So knowing that I have to kind of adjust my perception of her work into a more, “Wow, I bet that would be cool to see.” frame of mind, I want to give Jennifer the highest praise. The pieces that I’ve seen were effective as combining and contrasting both perception and shape. I was drawn to her piece, 161 Days. It is a combination of moving gears along with white string connected at various points around the gears. (The color of the string is important because it creates contrast.) It is an interesting joining of the shapes and perception, as Jennifer has stated she tries to accomplish. As the gears turn, the string will take on new shape as they are pulled in different angles. The eye focuses on the shapes and it can actually draw you in, and I guess maybe mesmerize the viewer.

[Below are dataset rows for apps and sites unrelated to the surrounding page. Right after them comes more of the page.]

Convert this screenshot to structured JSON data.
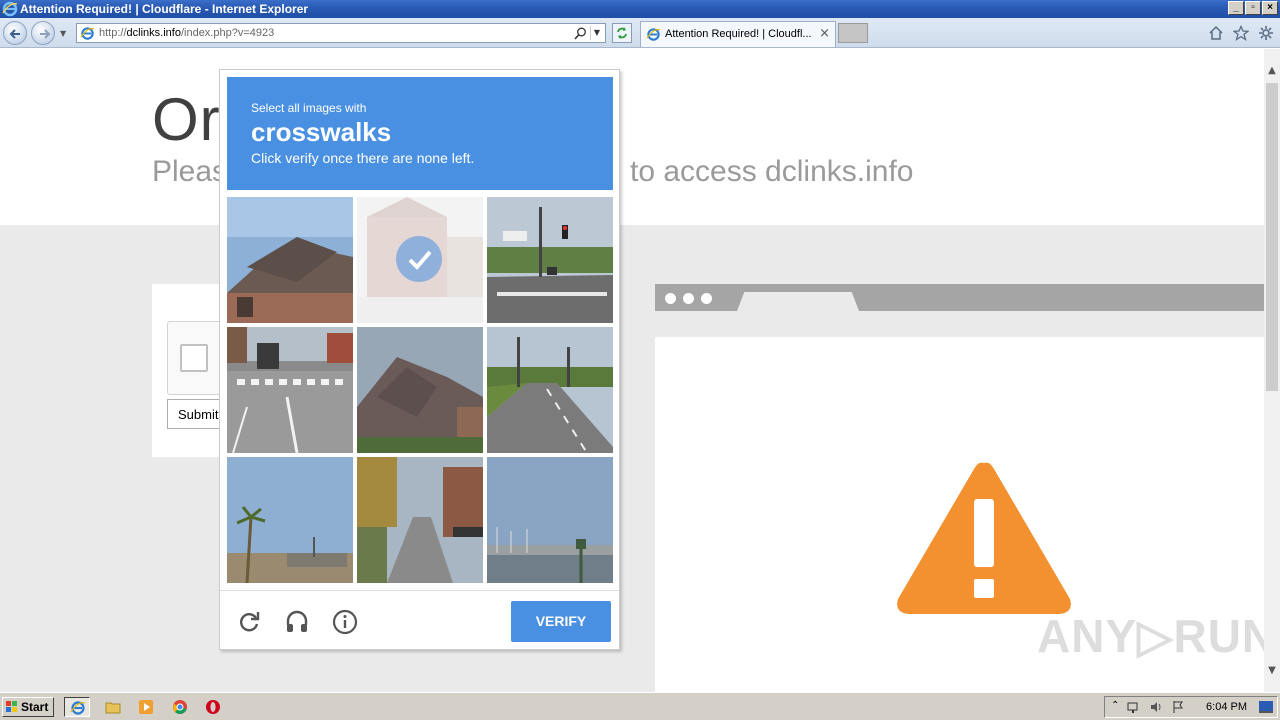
{
  "window": {
    "title": "Attention Required! | Cloudflare - Internet Explorer",
    "min": "_",
    "max": "▫",
    "close": "×"
  },
  "browser": {
    "url_prefix": "http://",
    "url_host": "dclinks.info",
    "url_path": "/index.php?v=4923",
    "tab_title": "Attention Required! | Cloudfl...",
    "tab_close": "×"
  },
  "page": {
    "headline": "Or",
    "subline_left": "Pleas",
    "subline_right": "to access dclinks.info",
    "submit_label": "Submit"
  },
  "captcha": {
    "instruction": "Select all images with",
    "target": "crosswalks",
    "hint": "Click verify once there are none left.",
    "verify_label": "VERIFY",
    "tiles": [
      {
        "name": "tile-house-roof",
        "selected": false
      },
      {
        "name": "tile-brick-building",
        "selected": true
      },
      {
        "name": "tile-intersection-traffic-light",
        "selected": false
      },
      {
        "name": "tile-crosswalk-street-bus",
        "selected": false
      },
      {
        "name": "tile-shingled-roof",
        "selected": false
      },
      {
        "name": "tile-road-median",
        "selected": false
      },
      {
        "name": "tile-palm-trees",
        "selected": false
      },
      {
        "name": "tile-residential-street",
        "selected": false
      },
      {
        "name": "tile-harbor-lamppost",
        "selected": false
      }
    ]
  },
  "watermark": "ANY▷RUN",
  "taskbar": {
    "start_label": "Start",
    "clock": "6:04 PM"
  },
  "colors": {
    "captcha_blue": "#4a90e2",
    "warning_orange": "#f39130",
    "titlebar_blue": "#2a5bb5"
  }
}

There are several different paths that an artist can take when creating. I tend to view the quality of the piece on the end result. Kind of like the old saying, “How does it make you feel?” concept to art. There are others who will look at the technical aspect of the work, maybe the intricacies of the drawing, or the one observation that I personally don’t like to hear, “It looks so real.” If it looks so real, I mean, why not take a photograph? [small rant–sorry] You get the idea though, there are different aspects, or paths that an artist can take, and Jennifer has done an excellent job working with the perception of the viewer, and less with the technical side of it. Her work can feel soothing and yet, makes me a little uncomfortable. If I’m correct on the simplified aspects to art, then my guess is that Jennifer is definitely in the, “How does it make you feel?.” camp.
If you’ve got the time and want to get mesmerized by her work there are videos on her site. I’ve included the video link here to one of her pieces, “Asinas”
If you’re new to kennethcurtis.com, I’d first like to welcome you to the new design and hope that if you get a chance you’ll take a moment to look around. One of the many goals of this site is to create an area for artists of all kinds. It doesn’t matter if their chosen area is in fine arts or applied arts and even if they fall between the two, all are welcome.
As the function of the webmaster/creator of this site I get the honor and privilege to invite Greg Senn, one of my closest friends and favorite artists to be the first interview. As well as being a certified scuba diver for nearly twenty years, he has been an artist and art professor for about thirty years. Greg has primarily based his work on casting and metal work and it truly remarkable some of the pieces that he has created. His work ranges from serious to playful and he seems to revel in the freedom that art gives him.
kennethcurtis.com is a new site trying something unusual. I am trying to create a site that is about art and technology. The idea is that I consider myself an artist, but I spend probably most of my time working with technology. So both subjects interest me and I'm hoping that I'm not alone.